TASK REQUIREMENTS: Please find every line in the entries below that contains the string "this", and copy it.
*** SUPPLIED MATERIAL ***
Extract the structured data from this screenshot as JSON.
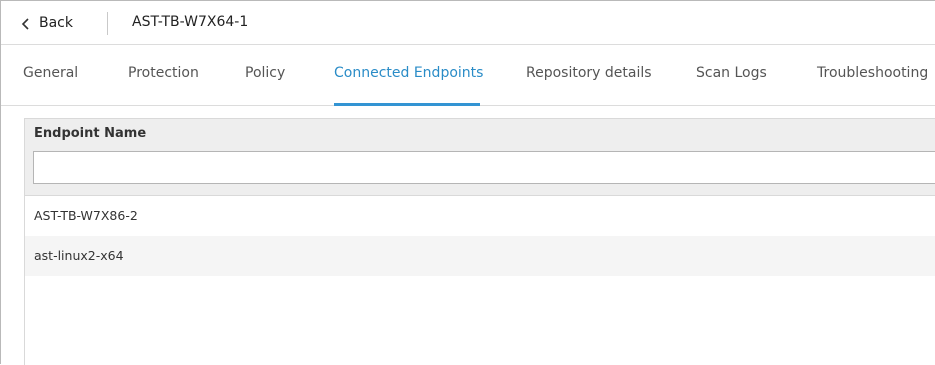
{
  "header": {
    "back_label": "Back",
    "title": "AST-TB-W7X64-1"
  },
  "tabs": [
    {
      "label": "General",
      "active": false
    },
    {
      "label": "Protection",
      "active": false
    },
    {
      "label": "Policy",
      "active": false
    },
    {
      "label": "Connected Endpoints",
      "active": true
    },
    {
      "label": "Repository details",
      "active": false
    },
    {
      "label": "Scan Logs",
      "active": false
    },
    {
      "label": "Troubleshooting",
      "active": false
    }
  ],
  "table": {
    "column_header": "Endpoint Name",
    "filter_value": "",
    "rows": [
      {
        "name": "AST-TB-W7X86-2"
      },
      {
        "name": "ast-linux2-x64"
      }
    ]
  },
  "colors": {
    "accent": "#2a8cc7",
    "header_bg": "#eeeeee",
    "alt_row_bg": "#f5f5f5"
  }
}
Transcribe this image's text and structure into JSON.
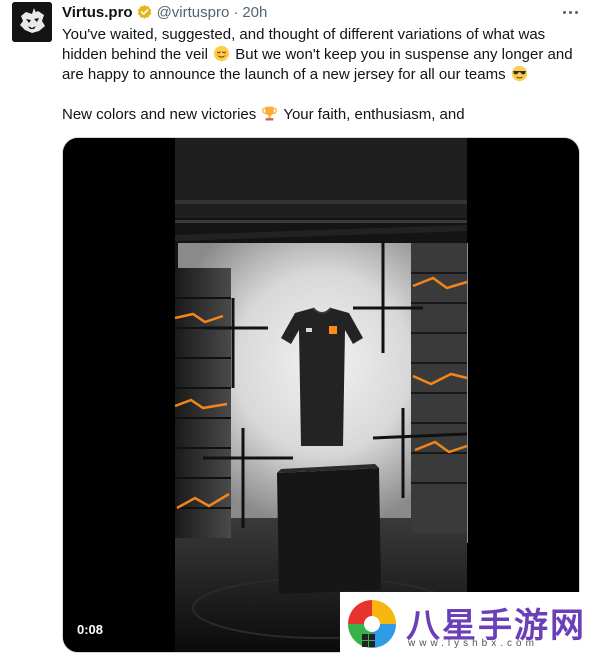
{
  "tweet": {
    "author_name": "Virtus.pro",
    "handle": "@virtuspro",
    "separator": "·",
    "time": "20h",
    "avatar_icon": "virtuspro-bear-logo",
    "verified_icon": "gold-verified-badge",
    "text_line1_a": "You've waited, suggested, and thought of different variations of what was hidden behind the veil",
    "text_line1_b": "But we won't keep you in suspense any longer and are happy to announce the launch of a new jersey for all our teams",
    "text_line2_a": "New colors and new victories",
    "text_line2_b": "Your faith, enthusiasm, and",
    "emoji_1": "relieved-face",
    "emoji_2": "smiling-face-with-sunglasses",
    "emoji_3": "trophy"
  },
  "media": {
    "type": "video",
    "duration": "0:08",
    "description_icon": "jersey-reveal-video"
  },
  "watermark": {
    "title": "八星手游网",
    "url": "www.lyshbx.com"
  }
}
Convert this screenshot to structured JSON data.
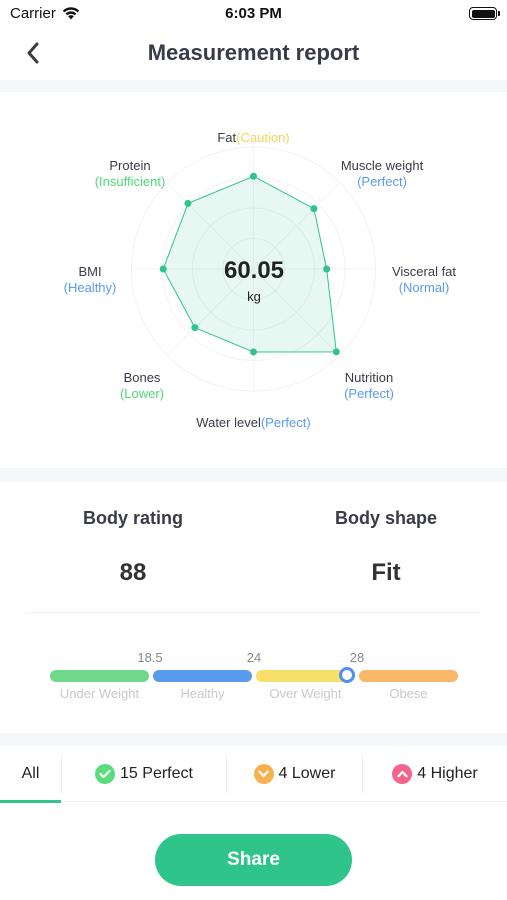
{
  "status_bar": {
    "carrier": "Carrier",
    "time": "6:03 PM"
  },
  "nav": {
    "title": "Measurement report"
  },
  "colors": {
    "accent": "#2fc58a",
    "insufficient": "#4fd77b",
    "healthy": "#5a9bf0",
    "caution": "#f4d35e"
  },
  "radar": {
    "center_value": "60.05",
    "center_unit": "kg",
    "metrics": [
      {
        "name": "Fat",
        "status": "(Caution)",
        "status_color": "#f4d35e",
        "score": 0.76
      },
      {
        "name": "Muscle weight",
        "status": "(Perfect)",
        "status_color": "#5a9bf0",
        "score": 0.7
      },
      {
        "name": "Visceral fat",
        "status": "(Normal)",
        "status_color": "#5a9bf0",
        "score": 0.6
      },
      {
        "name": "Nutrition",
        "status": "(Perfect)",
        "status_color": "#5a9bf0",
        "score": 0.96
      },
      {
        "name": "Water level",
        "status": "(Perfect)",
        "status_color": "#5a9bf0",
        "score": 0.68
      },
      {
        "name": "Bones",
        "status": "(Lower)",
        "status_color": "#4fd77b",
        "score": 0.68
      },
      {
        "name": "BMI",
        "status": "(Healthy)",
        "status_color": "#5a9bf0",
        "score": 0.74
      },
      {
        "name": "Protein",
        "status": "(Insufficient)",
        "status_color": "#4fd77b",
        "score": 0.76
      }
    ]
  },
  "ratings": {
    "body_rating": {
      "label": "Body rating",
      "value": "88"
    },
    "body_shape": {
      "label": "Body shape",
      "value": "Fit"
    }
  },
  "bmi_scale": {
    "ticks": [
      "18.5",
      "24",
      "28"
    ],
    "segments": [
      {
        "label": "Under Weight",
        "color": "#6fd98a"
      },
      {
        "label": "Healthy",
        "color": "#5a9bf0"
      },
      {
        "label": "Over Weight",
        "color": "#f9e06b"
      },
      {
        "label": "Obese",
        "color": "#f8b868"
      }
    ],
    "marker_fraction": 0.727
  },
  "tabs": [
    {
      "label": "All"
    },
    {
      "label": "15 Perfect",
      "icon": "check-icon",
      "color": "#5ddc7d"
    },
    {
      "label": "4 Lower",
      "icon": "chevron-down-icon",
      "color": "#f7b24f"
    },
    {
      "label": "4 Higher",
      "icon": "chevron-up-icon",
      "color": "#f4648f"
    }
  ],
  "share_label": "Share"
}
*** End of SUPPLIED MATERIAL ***
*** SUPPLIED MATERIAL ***
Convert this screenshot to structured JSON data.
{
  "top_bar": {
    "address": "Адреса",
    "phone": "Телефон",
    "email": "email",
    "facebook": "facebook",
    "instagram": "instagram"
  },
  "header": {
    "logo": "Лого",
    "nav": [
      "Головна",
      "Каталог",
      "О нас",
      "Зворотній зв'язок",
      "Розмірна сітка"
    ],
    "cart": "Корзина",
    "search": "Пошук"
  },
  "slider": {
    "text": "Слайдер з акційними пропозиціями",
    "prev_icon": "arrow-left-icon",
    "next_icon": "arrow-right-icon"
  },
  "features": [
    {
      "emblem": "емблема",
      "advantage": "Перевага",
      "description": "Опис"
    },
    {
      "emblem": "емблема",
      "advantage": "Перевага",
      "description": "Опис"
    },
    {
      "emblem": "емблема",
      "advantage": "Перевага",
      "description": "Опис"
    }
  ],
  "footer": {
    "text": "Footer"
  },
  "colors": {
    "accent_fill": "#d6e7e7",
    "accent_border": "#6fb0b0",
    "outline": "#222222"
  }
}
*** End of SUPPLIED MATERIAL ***
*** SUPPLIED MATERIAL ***
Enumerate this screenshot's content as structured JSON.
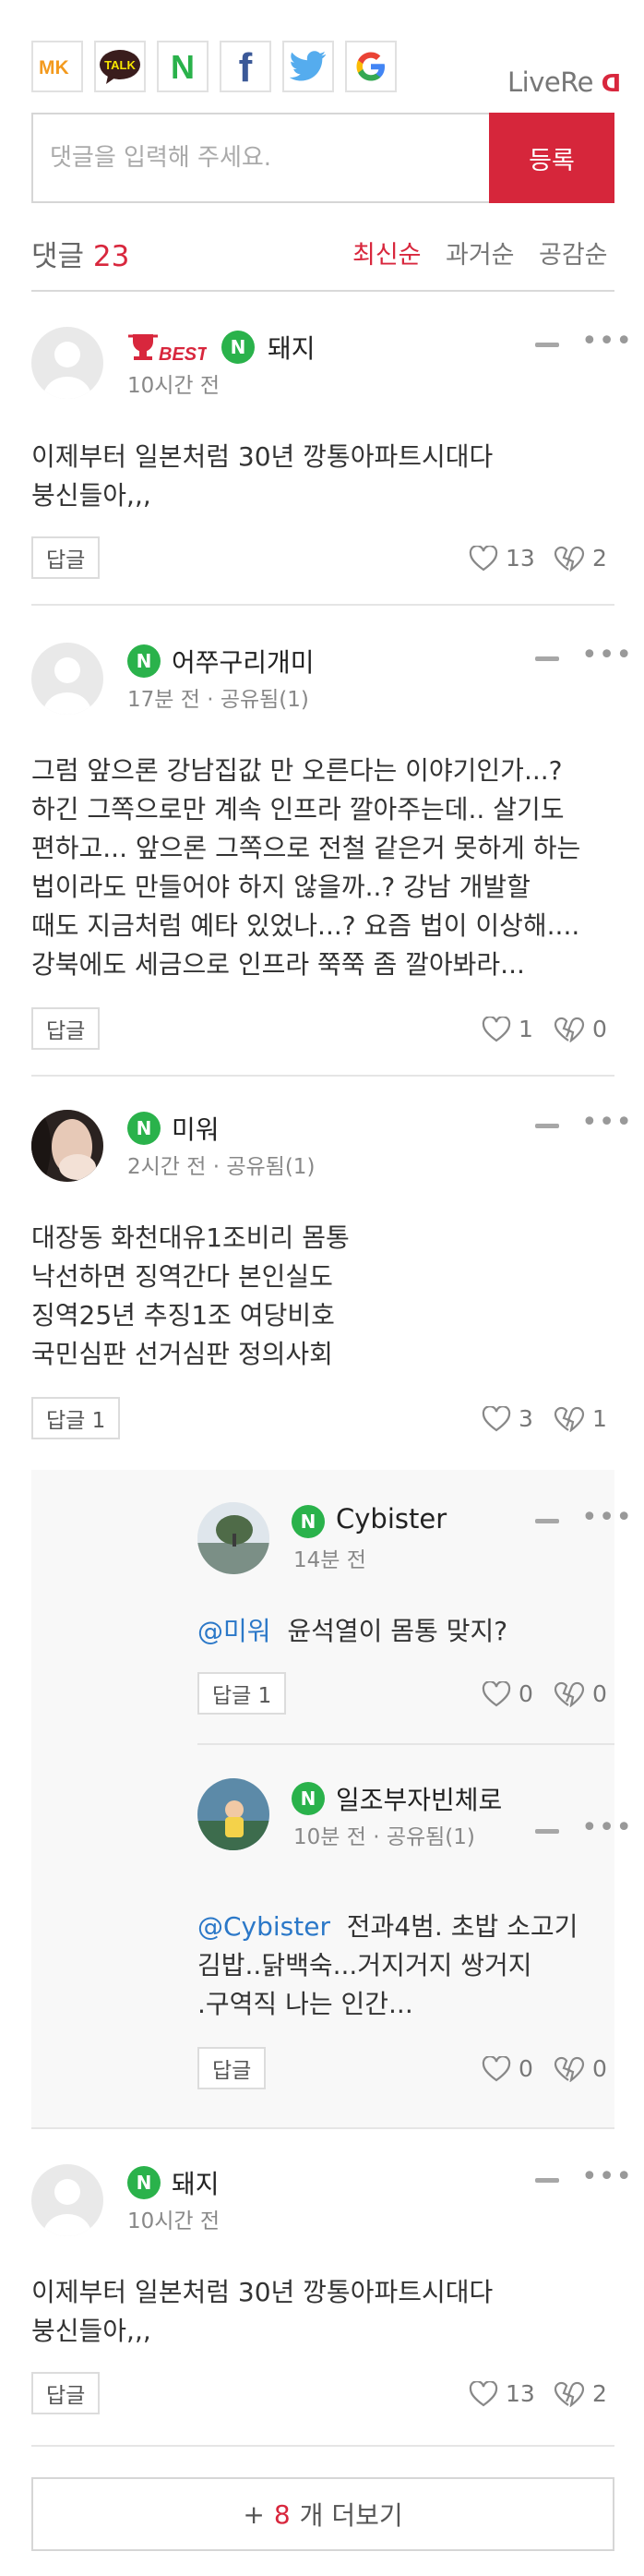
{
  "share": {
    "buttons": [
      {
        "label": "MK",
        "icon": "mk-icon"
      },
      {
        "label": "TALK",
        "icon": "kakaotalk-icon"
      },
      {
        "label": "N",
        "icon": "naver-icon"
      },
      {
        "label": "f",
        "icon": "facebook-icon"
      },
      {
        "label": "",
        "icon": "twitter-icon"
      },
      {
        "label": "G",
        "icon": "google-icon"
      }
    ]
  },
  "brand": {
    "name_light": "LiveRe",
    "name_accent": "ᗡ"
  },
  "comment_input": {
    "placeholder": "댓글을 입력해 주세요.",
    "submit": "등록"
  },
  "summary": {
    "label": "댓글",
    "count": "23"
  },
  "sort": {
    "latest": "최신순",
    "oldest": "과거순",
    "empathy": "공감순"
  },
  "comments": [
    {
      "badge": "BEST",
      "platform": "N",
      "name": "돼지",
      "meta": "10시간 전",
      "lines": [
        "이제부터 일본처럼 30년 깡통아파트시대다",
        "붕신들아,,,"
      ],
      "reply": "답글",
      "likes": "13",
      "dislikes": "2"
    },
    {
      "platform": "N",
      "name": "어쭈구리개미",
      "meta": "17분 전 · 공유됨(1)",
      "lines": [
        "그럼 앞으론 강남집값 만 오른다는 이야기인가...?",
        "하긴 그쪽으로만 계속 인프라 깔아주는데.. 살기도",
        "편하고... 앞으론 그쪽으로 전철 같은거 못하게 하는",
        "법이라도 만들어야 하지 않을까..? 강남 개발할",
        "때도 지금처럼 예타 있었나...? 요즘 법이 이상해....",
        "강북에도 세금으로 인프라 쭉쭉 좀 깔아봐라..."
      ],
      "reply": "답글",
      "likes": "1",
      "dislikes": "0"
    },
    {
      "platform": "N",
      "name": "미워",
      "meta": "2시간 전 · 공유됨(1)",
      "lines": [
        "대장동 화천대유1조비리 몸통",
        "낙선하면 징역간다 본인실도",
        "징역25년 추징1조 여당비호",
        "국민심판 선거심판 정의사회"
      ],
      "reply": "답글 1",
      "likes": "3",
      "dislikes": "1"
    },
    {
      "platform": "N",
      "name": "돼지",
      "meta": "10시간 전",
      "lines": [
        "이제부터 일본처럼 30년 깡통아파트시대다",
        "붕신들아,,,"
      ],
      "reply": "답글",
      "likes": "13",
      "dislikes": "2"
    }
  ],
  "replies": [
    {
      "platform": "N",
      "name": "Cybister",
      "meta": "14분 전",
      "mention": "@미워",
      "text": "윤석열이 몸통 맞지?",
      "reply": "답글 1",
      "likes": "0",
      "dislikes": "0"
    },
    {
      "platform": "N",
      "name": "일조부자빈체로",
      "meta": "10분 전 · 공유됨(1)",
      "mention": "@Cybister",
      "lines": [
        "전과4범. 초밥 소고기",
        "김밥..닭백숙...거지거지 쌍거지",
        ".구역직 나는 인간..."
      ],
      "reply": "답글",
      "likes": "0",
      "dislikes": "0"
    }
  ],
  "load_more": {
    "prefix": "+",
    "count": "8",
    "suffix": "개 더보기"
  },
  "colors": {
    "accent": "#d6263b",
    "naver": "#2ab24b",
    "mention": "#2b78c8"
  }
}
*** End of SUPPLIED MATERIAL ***
EXERCISE ANSWER:
Extract the structured data from this screenshot as JSON.
Transcribe this image's text and structure into JSON.
Convert this screenshot to structured JSON data.
Convert this screenshot to structured JSON data.
Enumerate this screenshot's content as structured JSON.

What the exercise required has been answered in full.